The complexity of the solid electrolyte interphase (SEI) in lithium-ion batteries with graphitic electrodes has triggered extensive research efforts because of its crucial role on the lifetime of the battery. The SEI layer is composed of organic and inorganic species, resultant from the electrolyte decomposition at the electrode-electrolyte interface upon the first cycles of the battery. A stable SEI layer is essential to maintain the chemical and mechanical stability of the electrode as well as the electrochemical stability of the electrolyte in order to prevent further irreversible capacity loss. This work uses computational crystal structure prediction genetic evolutionary algorithms to simulate the nucleation, growth, and aggregation of the inorganic products forming the SEI mosaic film. In depth investigation of the growth mechanisms of LiF and Li2CO3 starting from the first nucleation seeds is undertaken. The cluster-stacking and layer-by-layer SEI growth on the graphite surface as well as near-shore SEI layer cluster aggregation growth mode are shown to be strongly dependent on the electrode degree of lithiation and nature of surface termination groups. Comparison among the various growth modes suggests that the most likely scenario is a mixed mode: small clusters may be formed in near-shore locations and migrate toward the surface during cycling, while nucleation and growth at the surface may also exist.
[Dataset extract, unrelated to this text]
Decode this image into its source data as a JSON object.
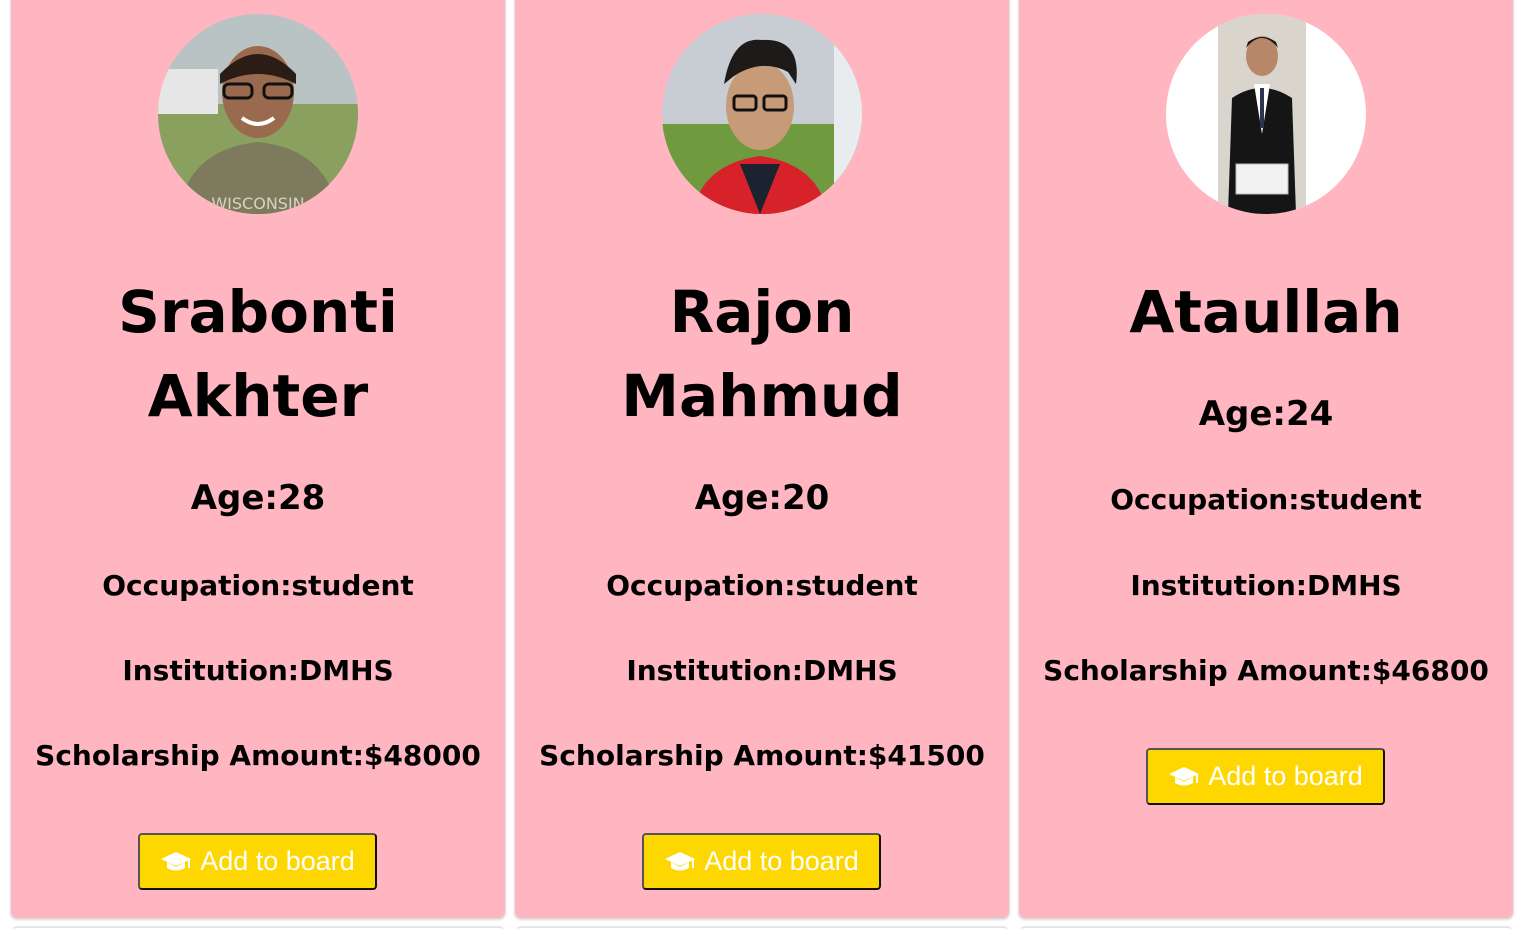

This mixed mode of growth is consistent with a heterogeneous "mosaic" SEI picture suggested in the literature.
ASJC Scopus subject areas
- Electronic, Optical and Magnetic Materials
- Physical and Theoretical Chemistry
- Surfaces, Coatings and Films